WORK INSTRUCTIONS — Tell how many lines below include the word "font". Only the number should appear.
(Beginning of SUPPLIED MATERIAL)
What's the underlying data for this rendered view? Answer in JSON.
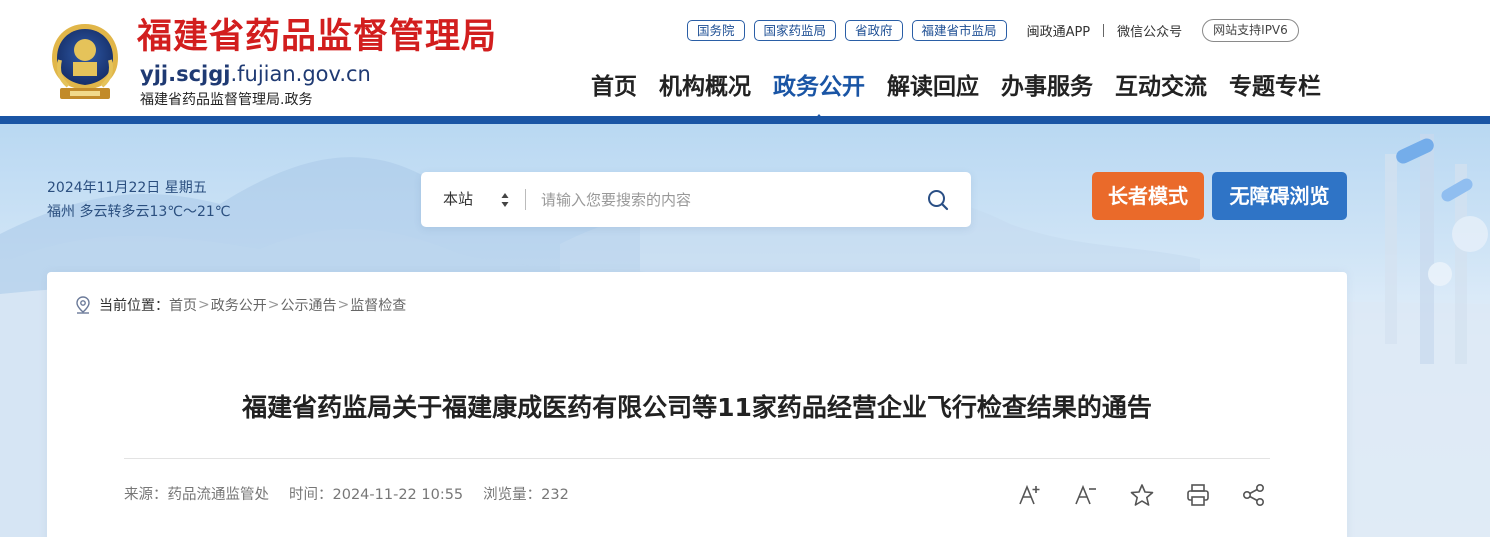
{
  "header": {
    "title": "福建省药品监督管理局",
    "domain_bold": "yjj.scjgj",
    "domain_rest": ".fujian.gov.cn",
    "subtitle": "福建省药品监督管理局.政务",
    "emblem_icon": "national-emblem-icon"
  },
  "toplinks": {
    "boxed": [
      "国务院",
      "国家药监局",
      "省政府",
      "福建省市监局"
    ],
    "app": "闽政通APP",
    "wechat": "微信公众号",
    "ipv6": "网站支持IPV6"
  },
  "nav": {
    "items": [
      "首页",
      "机构概况",
      "政务公开",
      "解读回应",
      "办事服务",
      "互动交流",
      "专题专栏"
    ],
    "active_index": 2
  },
  "info": {
    "date": "2024年11月22日 星期五",
    "weather": "福州 多云转多云13℃～21℃"
  },
  "search": {
    "scope": "本站",
    "placeholder": "请输入您要搜索的内容"
  },
  "buttons": {
    "elder_mode": "长者模式",
    "accessible": "无障碍浏览"
  },
  "breadcrumb": {
    "label": "当前位置：",
    "items": [
      "首页",
      "政务公开",
      "公示通告",
      "监督检查"
    ],
    "separator": ">"
  },
  "article": {
    "title": "福建省药监局关于福建康成医药有限公司等11家药品经营企业飞行检查结果的通告",
    "source": "来源：药品流通监管处",
    "time": "时间：2024-11-22 10:55",
    "views": "浏览量：232"
  },
  "tools": [
    "font-increase-icon",
    "font-decrease-icon",
    "favorite-star-icon",
    "print-icon",
    "share-icon"
  ],
  "colors": {
    "brand_red": "#d21e1e",
    "brand_blue": "#1a55a5",
    "elder_orange": "#ea6a2a",
    "access_blue": "#2f74c6"
  }
}
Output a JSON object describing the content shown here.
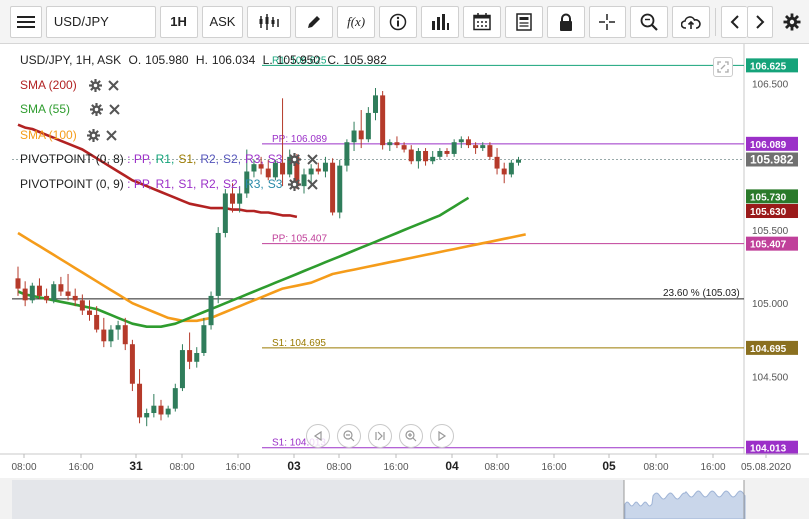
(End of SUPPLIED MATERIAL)
ANSWER TO THIS EXERCISE — 2